[Records excerpted from a collection]
********************
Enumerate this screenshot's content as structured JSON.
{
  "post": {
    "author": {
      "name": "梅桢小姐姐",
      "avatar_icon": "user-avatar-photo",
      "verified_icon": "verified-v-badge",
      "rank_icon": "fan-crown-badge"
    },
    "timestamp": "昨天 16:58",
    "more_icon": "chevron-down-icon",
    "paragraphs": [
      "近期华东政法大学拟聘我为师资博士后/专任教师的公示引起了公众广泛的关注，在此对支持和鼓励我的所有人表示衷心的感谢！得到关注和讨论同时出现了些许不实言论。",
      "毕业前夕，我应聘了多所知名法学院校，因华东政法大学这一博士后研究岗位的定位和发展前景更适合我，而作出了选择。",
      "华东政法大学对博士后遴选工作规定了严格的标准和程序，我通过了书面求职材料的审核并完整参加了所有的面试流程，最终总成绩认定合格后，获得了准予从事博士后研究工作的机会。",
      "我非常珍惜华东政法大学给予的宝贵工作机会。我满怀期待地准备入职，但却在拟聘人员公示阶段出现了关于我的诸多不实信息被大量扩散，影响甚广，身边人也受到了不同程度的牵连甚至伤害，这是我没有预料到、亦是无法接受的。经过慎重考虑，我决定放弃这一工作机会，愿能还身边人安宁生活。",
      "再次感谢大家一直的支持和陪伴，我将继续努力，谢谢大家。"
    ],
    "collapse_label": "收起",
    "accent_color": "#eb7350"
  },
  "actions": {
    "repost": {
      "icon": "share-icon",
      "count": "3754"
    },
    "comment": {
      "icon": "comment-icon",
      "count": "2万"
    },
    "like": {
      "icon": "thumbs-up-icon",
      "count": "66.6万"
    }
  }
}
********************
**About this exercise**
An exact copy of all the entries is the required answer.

**Your response**
Enumerate this screenshot's content as structured JSON.
{
  "post": {
    "author": {
      "name": "梅桢小姐姐",
      "avatar_icon": "user-avatar-photo",
      "verified_icon": "verified-v-badge",
      "rank_icon": "fan-crown-badge"
    },
    "timestamp": "昨天 16:58",
    "more_icon": "chevron-down-icon",
    "paragraphs": [
      "近期华东政法大学拟聘我为师资博士后/专任教师的公示引起了公众广泛的关注，在此对支持和鼓励我的所有人表示衷心的感谢！得到关注和讨论同时出现了些许不实言论。",
      "毕业前夕，我应聘了多所知名法学院校，因华东政法大学这一博士后研究岗位的定位和发展前景更适合我，而作出了选择。",
      "华东政法大学对博士后遴选工作规定了严格的标准和程序，我通过了书面求职材料的审核并完整参加了所有的面试流程，最终总成绩认定合格后，获得了准予从事博士后研究工作的机会。",
      "我非常珍惜华东政法大学给予的宝贵工作机会。我满怀期待地准备入职，但却在拟聘人员公示阶段出现了关于我的诸多不实信息被大量扩散，影响甚广，身边人也受到了不同程度的牵连甚至伤害，这是我没有预料到、亦是无法接受的。经过慎重考虑，我决定放弃这一工作机会，愿能还身边人安宁生活。",
      "再次感谢大家一直的支持和陪伴，我将继续努力，谢谢大家。"
    ],
    "collapse_label": "收起",
    "accent_color": "#eb7350"
  },
  "actions": {
    "repost": {
      "icon": "share-icon",
      "count": "3754"
    },
    "comment": {
      "icon": "comment-icon",
      "count": "2万"
    },
    "like": {
      "icon": "thumbs-up-icon",
      "count": "66.6万"
    }
  }
}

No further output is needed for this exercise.